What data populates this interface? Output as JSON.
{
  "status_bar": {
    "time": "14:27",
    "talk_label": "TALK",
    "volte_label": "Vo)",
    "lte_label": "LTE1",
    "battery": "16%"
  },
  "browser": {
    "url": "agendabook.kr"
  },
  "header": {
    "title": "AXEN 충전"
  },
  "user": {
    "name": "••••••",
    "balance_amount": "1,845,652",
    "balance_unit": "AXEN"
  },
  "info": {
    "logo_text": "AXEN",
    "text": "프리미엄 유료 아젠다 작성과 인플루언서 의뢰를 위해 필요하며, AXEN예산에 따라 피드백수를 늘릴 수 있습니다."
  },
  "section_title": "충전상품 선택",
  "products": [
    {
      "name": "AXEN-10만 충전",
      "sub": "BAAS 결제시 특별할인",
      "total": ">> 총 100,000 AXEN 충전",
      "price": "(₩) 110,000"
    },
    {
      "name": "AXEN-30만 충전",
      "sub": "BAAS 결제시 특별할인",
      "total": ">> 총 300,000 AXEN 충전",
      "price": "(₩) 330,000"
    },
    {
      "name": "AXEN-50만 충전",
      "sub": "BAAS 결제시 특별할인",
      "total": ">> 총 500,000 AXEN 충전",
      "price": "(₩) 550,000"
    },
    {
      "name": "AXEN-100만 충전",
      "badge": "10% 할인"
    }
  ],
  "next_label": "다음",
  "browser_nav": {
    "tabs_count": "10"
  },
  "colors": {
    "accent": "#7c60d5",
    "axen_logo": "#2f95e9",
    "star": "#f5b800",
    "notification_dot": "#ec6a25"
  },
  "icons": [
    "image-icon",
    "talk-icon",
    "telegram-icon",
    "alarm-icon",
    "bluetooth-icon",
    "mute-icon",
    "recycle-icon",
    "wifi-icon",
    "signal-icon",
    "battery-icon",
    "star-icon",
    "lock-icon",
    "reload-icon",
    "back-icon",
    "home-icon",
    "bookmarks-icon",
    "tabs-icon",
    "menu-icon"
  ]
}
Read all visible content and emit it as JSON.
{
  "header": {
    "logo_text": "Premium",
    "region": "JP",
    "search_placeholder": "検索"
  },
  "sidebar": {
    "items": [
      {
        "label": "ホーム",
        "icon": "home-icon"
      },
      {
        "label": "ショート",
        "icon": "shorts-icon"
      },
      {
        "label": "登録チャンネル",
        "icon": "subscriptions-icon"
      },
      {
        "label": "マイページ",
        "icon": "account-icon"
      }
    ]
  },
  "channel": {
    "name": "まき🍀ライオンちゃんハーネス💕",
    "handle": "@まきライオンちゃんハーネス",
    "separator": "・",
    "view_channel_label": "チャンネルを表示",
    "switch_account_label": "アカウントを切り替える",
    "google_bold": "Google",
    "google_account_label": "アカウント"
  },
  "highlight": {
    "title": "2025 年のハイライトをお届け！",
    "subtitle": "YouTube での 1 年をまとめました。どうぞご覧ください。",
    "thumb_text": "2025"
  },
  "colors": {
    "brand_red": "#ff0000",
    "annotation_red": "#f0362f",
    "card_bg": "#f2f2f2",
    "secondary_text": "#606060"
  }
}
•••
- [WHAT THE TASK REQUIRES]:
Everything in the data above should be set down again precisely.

- [SOLUTION TO THE PROBLEM]:
What data populates this interface? Output as JSON.
{
  "status_bar": {
    "time": "14:27",
    "talk_label": "TALK",
    "volte_label": "Vo)",
    "lte_label": "LTE1",
    "battery": "16%"
  },
  "browser": {
    "url": "agendabook.kr"
  },
  "header": {
    "title": "AXEN 충전"
  },
  "user": {
    "name": "••••••",
    "balance_amount": "1,845,652",
    "balance_unit": "AXEN"
  },
  "info": {
    "logo_text": "AXEN",
    "text": "프리미엄 유료 아젠다 작성과 인플루언서 의뢰를 위해 필요하며, AXEN예산에 따라 피드백수를 늘릴 수 있습니다."
  },
  "section_title": "충전상품 선택",
  "products": [
    {
      "name": "AXEN-10만 충전",
      "sub": "BAAS 결제시 특별할인",
      "total": ">> 총 100,000 AXEN 충전",
      "price": "(₩) 110,000"
    },
    {
      "name": "AXEN-30만 충전",
      "sub": "BAAS 결제시 특별할인",
      "total": ">> 총 300,000 AXEN 충전",
      "price": "(₩) 330,000"
    },
    {
      "name": "AXEN-50만 충전",
      "sub": "BAAS 결제시 특별할인",
      "total": ">> 총 500,000 AXEN 충전",
      "price": "(₩) 550,000"
    },
    {
      "name": "AXEN-100만 충전",
      "badge": "10% 할인"
    }
  ],
  "next_label": "다음",
  "browser_nav": {
    "tabs_count": "10"
  },
  "colors": {
    "accent": "#7c60d5",
    "axen_logo": "#2f95e9",
    "star": "#f5b800",
    "notification_dot": "#ec6a25"
  },
  "icons": [
    "image-icon",
    "talk-icon",
    "telegram-icon",
    "alarm-icon",
    "bluetooth-icon",
    "mute-icon",
    "recycle-icon",
    "wifi-icon",
    "signal-icon",
    "battery-icon",
    "star-icon",
    "lock-icon",
    "reload-icon",
    "back-icon",
    "home-icon",
    "bookmarks-icon",
    "tabs-icon",
    "menu-icon"
  ]
}
Read all visible content and emit it as JSON.
{
  "header": {
    "logo_text": "Premium",
    "region": "JP",
    "search_placeholder": "検索"
  },
  "sidebar": {
    "items": [
      {
        "label": "ホーム",
        "icon": "home-icon"
      },
      {
        "label": "ショート",
        "icon": "shorts-icon"
      },
      {
        "label": "登録チャンネル",
        "icon": "subscriptions-icon"
      },
      {
        "label": "マイページ",
        "icon": "account-icon"
      }
    ]
  },
  "channel": {
    "name": "まき🍀ライオンちゃんハーネス💕",
    "handle": "@まきライオンちゃんハーネス",
    "separator": "・",
    "view_channel_label": "チャンネルを表示",
    "switch_account_label": "アカウントを切り替える",
    "google_bold": "Google",
    "google_account_label": "アカウント"
  },
  "highlight": {
    "title": "2025 年のハイライトをお届け！",
    "subtitle": "YouTube での 1 年をまとめました。どうぞご覧ください。",
    "thumb_text": "2025"
  },
  "colors": {
    "brand_red": "#ff0000",
    "annotation_red": "#f0362f",
    "card_bg": "#f2f2f2",
    "secondary_text": "#606060"
  }
}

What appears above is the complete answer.